A symbol is a name for a variable, address, register, or instruction.
For example, the symbol "a" is used in this C code:
In the compiled code, the name of the variable is insignificant -- the object code will access the relevant memory location by address, or the relevant register, at the machine code level.
Symbolic information is generally lost during compilation, unless it is specifically preserved by the compiler. Most C compilers use the
-g option to request that symbol information be attached to the binary for debugging purposes; a debugger or disassembler can use this information to convert addresses and other numeric information to a symbolic representation. (Debug information may also include code-address-to-source-line-number cross reference data so that errors, code listings, and single-step operations can display or refer to the relevant source code).
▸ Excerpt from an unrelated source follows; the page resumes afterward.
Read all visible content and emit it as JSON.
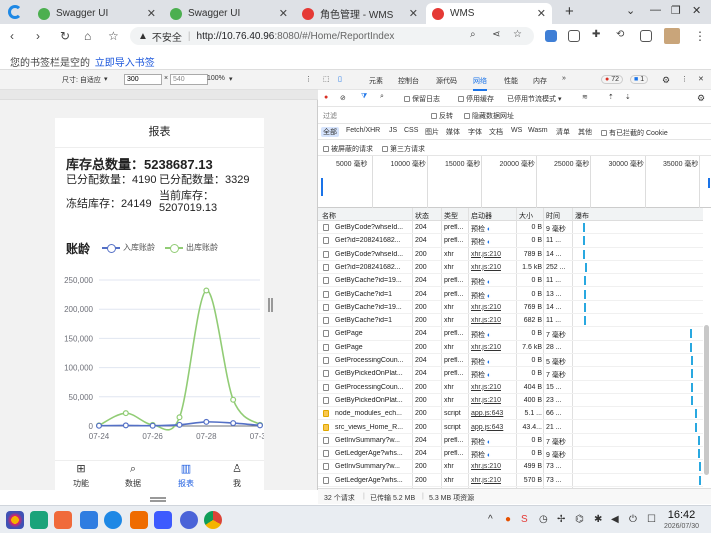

In order to reduce the size of distributed binaries, symbolic debug data may be separated from the binary and placed in another file. This can be accessed from a local file, or a symbol server set up for this purpose. Alternately, it may be removed from the binary and discarded. The tool that performs this function on most Linux and Unix systems is called
Many tools (such as assemblers) have reserved names -- names which cannot be used for user-defined symbols because they conflict with pre-defined or internal symbols or create ambiguity in the source code. For example, in aarch64 gas assembly syntax, you cannot use x0 as a constant name, because it conflicts with the register name.